  80. South Africa (1983) Map 7 Rhipicephalus appendiculatus. Department of Agriculture, Technical Service, PretoriaGoogle Scholar
  81. Taylor H, Appleton JD, Lister R, Smith B, Chitamweba D, Mkumbo O, Machiwa JF, Tesha AL, Beinhoff C (2005) Environmental assessment of mercury contamination from the Rwamagasa artisanal gold mining centre, Geita District, Tanzania. Sci Total Environ 343(1):111–113CrossRefGoogle Scholar
  82. The Republic of Venda (1979) The Republic of Venda. Chris van Rensburg Publications Ltd, JohannesburgGoogle Scholar
  83. Theiler G (1971) Arnold Theiler 1867–1936: his life and times. University of Pretoria, PretoriaGoogle Scholar
  84. Tomlinson FR (1955) Summary of the report of the Commission for the Socio-Economic Development of the Bantu Areas within the Union of South Africa. Government Printer, PretoriaGoogle Scholar
  85. Turton J (2004) Methods of tick control in cattle. Department of Agriculture, PretoriaGoogle Scholar
  86. UNICEF (2008) Arsenic primer guidance for UNICEF country offices on the investigation and mitigation of arsenic contamination. Water, Environment and Sanitation Section Programme Division. UNICEF, New YorkGoogle Scholar
  87. USEPA (1999) Guidelines for carcinogen risk assessment.
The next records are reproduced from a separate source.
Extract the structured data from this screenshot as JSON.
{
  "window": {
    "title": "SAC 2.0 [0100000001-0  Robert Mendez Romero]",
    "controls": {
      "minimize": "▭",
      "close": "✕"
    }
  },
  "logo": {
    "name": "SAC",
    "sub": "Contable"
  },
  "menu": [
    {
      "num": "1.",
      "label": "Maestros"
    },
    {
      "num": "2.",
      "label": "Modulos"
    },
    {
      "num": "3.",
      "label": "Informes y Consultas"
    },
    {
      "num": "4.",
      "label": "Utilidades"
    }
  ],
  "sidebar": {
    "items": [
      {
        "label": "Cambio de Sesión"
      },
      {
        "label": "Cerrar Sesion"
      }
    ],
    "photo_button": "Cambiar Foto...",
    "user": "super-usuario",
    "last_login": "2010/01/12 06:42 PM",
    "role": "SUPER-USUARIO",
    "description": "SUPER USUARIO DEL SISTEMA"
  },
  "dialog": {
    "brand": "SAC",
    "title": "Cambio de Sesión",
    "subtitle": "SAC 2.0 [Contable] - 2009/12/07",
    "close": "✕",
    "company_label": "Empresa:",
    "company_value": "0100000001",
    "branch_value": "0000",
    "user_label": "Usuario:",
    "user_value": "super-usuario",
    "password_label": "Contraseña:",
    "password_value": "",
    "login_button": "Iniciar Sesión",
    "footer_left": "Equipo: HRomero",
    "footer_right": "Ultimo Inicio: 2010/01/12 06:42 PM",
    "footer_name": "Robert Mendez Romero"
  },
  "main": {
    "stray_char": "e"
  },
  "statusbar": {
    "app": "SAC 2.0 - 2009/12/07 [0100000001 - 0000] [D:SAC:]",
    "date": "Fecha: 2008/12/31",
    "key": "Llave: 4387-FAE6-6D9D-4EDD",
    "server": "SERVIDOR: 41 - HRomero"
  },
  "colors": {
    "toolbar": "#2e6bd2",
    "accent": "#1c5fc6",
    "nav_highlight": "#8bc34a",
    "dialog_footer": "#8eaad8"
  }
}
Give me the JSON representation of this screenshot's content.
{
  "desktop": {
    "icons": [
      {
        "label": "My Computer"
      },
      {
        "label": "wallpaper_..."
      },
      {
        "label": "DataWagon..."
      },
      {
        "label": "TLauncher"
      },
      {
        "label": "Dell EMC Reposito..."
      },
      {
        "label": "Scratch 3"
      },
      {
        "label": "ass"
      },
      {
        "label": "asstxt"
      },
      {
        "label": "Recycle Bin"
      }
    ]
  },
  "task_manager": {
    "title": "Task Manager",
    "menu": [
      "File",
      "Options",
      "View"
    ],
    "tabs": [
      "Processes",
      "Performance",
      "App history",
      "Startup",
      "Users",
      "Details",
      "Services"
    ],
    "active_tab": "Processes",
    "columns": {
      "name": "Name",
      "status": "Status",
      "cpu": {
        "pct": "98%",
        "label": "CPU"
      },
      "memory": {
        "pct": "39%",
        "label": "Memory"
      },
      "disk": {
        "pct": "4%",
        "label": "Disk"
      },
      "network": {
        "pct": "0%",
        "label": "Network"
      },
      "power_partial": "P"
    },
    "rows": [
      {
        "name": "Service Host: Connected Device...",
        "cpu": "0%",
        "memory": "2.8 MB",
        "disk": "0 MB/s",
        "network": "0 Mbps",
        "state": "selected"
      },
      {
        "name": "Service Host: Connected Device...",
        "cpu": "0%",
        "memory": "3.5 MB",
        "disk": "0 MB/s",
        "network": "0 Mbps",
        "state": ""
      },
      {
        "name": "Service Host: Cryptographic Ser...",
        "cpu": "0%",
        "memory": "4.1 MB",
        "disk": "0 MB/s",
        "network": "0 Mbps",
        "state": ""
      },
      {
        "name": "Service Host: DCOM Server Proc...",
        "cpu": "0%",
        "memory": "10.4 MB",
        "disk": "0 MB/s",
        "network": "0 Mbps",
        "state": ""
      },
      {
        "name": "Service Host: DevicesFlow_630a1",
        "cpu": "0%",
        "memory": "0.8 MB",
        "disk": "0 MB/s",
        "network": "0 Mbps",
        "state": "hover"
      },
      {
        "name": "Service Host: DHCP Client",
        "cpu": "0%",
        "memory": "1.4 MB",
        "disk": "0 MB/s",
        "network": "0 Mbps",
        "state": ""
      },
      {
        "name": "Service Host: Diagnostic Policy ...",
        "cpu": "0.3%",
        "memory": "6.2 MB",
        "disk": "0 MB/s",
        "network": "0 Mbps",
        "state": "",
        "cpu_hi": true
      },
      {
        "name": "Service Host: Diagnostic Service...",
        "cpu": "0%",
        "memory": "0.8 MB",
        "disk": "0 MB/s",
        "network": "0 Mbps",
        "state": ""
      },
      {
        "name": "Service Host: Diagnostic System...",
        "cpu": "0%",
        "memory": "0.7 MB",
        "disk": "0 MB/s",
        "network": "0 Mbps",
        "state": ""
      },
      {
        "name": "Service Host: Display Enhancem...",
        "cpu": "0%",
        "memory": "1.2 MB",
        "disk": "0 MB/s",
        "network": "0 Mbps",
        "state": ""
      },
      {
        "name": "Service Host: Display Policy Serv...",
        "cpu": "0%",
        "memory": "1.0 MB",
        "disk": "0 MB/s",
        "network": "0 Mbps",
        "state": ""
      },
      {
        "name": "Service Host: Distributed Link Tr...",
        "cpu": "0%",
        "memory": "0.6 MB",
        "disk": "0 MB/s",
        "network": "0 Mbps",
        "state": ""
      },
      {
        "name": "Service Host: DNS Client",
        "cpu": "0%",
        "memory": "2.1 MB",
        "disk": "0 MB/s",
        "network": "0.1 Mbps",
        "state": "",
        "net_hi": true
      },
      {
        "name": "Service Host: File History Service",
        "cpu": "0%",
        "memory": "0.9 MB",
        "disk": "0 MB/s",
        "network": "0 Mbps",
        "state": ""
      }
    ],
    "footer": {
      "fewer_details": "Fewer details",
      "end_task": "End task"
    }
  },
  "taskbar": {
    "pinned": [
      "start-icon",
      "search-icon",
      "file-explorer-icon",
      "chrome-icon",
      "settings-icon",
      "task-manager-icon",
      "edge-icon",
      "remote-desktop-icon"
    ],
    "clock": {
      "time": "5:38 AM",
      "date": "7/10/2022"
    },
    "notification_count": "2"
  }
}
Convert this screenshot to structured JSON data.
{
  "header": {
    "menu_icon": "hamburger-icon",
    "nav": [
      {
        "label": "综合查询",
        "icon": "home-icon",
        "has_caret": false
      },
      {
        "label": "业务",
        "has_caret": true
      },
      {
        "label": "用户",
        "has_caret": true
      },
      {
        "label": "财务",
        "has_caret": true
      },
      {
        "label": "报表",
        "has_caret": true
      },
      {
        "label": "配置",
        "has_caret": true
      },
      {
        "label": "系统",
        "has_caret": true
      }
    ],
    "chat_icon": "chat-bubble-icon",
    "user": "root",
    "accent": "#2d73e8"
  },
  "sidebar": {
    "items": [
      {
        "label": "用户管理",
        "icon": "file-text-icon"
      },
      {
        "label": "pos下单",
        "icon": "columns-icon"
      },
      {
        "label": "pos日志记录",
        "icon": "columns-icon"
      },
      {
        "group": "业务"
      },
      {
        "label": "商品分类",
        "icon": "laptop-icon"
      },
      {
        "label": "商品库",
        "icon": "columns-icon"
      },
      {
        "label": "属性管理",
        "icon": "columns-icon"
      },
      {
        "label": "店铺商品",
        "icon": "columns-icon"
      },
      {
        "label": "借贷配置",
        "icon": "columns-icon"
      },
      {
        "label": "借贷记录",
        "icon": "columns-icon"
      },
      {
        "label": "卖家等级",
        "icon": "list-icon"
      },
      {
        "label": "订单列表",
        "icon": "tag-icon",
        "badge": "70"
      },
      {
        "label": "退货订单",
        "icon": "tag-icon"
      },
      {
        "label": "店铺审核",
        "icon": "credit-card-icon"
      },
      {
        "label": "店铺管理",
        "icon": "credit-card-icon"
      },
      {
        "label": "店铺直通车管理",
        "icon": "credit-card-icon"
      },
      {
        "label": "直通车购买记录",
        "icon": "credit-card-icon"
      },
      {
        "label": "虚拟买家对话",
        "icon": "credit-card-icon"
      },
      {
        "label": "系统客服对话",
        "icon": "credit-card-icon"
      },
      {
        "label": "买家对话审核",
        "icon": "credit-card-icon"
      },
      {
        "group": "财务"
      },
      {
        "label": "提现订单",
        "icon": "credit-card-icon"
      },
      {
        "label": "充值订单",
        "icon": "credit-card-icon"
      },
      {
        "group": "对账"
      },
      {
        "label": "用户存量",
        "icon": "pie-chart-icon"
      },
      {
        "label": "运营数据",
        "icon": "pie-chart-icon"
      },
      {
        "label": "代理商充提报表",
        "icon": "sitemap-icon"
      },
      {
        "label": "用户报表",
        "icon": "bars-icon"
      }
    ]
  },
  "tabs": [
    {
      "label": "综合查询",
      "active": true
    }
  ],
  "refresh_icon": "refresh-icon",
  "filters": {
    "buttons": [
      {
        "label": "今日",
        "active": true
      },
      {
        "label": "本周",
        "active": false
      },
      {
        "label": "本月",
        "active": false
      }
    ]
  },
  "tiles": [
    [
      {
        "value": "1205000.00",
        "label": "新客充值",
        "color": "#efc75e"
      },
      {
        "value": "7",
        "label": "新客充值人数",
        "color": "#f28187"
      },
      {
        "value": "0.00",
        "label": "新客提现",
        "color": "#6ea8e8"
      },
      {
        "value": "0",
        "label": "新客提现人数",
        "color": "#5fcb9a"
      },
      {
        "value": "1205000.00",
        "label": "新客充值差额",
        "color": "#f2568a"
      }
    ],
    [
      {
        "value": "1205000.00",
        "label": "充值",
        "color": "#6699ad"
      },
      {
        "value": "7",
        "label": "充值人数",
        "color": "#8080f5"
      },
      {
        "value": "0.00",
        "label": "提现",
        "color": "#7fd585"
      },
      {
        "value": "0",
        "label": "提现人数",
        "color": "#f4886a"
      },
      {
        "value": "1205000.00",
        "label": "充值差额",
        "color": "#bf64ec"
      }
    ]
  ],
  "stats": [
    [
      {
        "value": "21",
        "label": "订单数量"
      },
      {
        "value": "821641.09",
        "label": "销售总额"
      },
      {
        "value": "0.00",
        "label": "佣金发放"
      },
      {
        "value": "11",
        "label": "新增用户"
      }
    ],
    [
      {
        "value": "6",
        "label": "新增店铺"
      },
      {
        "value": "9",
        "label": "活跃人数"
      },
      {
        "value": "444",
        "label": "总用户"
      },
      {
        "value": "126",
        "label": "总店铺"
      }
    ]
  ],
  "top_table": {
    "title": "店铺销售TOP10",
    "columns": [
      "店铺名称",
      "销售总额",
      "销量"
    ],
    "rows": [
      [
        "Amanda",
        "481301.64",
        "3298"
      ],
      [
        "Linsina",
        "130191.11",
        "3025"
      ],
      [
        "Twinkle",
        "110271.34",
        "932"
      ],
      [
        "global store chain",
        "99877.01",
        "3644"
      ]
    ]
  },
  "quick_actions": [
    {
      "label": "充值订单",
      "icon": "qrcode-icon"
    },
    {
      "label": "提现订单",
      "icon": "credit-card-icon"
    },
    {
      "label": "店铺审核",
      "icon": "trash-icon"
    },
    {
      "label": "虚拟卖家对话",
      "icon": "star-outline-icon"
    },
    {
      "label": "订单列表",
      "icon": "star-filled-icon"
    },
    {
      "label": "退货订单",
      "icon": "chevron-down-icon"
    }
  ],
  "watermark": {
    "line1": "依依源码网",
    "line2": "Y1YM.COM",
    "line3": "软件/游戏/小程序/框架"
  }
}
Risk assessment forum, NCEA-F-0644 (revised draft). U.S. Environmental Protection Agency (USEPA), Washington, DCGoogle Scholar
  88. WHO (1981) Arsenic: environmental health criteria. World Health Organization (WHO), GenevaGoogle Scholar
  89. WHO (2000) Arsenic: air quality guidelines, 2nd edn. World Health Organization Regional Office for Europe, CopenhagenGoogle Scholar
  90. WHO (2012) Water sanitation and health – health effects of arsenic in drinking water. World Health Organization, GenevaGoogle Scholar

Copyright information

© Springer Nature Switzerland AG 2020

Authors and Affiliations

  1. 1.Department of GeographyUniversity of South AfricaFloridaSouth Africa
  2. 2.Department of Geography and Environmental StudiesUniversity of LimpopoPolokwaneSouth Africa

Personalised recommendations